The Leaders of Ghana’s Parliament, including the Minority Leader, Hon. Haruna Iddrisu, the Speaker Prof. Aaron Mike Oquaye and the Majority Leader Hon. Osei Kyei Mensah Bonsu, have expressed dismay and dissatisfaction on the unilateral decision by the Registrar of the Births and Deaths Registry to prohibit certain names, indicating that, the Registrar for Births and Deaths has no power to prohibit certain names, as he is alleged to have initiated same.
In his call to the House for the summoning of the Minister for Local Government and Rural Development, as well as Management of the Births and Deaths Registry, the Minority Leader who is also the Member of Parliament for Tamale South, Hon. Haruna Iddrisu wanted to know where the Registrar for Births and Deaths is deriving his authority to initiate moves to prohibit the use of certain names, and the registration of same names under the Registry.
He indicated that, he has taken a careful look at the parent law giving the creation of the Birth and Death registry, the Registration of Births and Deaths Act of Ghana 1965, Act 301 and the clause relating to the registration of names in Ghana does not give indication of authority to the action being taken by the Registrar.
He said under the law, once it is established that there is a birth, and all processes have been followed, one can register the birth with the name he or she deem so fit.
Adding that, if the Registry wanted an amendment to the laws to cater for the prohibition of like names as Nana, Nii, Jnr, and the rest, they could have appropriately sought to do that in the House, which is the appropriate body to do same; but even in that case, the House would not give consideration to that option.
He said “the Minister and Management of the Births and Deaths Registry should appear before the House to give cause as to why they are proceeding on this illegality, and why they should not be stopped from same”.
It would be recalled that the media widely reported an alleged move by the Registrar of the Births and Deaths Ministry to prohibit the use of certain names such as Jnr, Nii, Nana, and the likes which he sees to be titles and not names.
The Minister of Parliamentary Affairs and Leader of Government’s business of the House, Hon. Osei Kyei Mensah Bonsu on his part, agreed with the Minority Leader and drew the attention of the House to the fact that names sometimes have cultural essence, whilst others are for identification, memorial and the likes, and he does not think it merely lies in the power of any individual (not of the Registrar of the Births and Deaths) to determine the name one can use, especially when Ghana is of divers cultural groupings.
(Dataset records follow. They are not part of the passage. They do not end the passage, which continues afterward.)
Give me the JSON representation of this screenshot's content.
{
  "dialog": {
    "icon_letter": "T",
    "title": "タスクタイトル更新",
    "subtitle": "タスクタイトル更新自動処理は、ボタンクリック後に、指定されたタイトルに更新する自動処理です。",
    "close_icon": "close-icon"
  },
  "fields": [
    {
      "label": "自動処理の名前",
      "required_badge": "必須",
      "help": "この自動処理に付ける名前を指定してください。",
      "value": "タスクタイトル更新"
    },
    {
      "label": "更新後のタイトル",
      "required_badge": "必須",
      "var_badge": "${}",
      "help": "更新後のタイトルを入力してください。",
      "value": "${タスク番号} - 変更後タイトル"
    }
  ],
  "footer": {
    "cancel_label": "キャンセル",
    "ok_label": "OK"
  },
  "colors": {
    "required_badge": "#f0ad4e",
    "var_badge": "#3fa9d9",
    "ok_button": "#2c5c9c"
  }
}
He cited the name of the President, Nana Addo Danquah Akufo Addo and some Members of the House, who uses such names as significant to establish a particular peculiar reason for using such names.
According to him, apart from the name of the President which has Nana, a former first lady also bears the name Nana (Nana Konadu Agyeman Rawlings) and other names such as Tina Naa Ayele, Nana Ayew Afriyie, Nana Ekua Owusu Afriyie, Nana Hammond, Kofi Amoako, Nana Ekua Asiamah Adjei, Nii Lantey Vanderpuye, Papa Owusu Ankomah and the rest are some of the names in the House, and “confusion should not be introduced where there is actually none”, as alluded to by the Minority Leader earlier.
He also added his voice to the call of summoning the sector Minister and Management of the Registry to explain the reasons for his actions and where he is deriving his authority from.
On his part, the Chairman of the Legal Committee of the House, and Member for Offinso South, Hon. Ben Abdallah Banda added that, the power to amend someone’s name is not borne by the Office of the Registrar, adding that anybody can give any name to anyone he or she so wish, and that the name bearer is the only person who can amend the name after he or she has attained adulthood.
In that case, the one who seeks to amend his/her name would then do so through the swearing of a statutory declaration.
He also disclosed that, the actions of the Registrar implies that he would be forcing people to change their names against their will, and that amounts to a breach of the person’s right which is against the laws of Ghana.
Giving ruling to that effect, the Speaker of the House, Rt. Hon. Prof. Aaron Mike Oquaye appreciated the Minority Leader for bringing the issue to the attention of the House, averting what would have been an act of illegality, which could be detrimental to the nation.
He therefore ordered; “the Hon. Minister of Local Government and Rural Development is hereby requested to appear before Parliament to explain matters relating to the limitations purportedly issued against Ghanaians on some names”.
According the Speaker, Parliament is taking keen interest in this matter because “it is an essential part of Constitutionalism, and also of Separation of Powers, and Parliament do not want to be surprised one day when we wake up to the result of such directives”.
A writ, He said, would have been issued against the officer involved in this under the English legal system
“Minister should therefore come to the House to justify their action, or let the House know steps being taken to reverse the anomaly”. He added.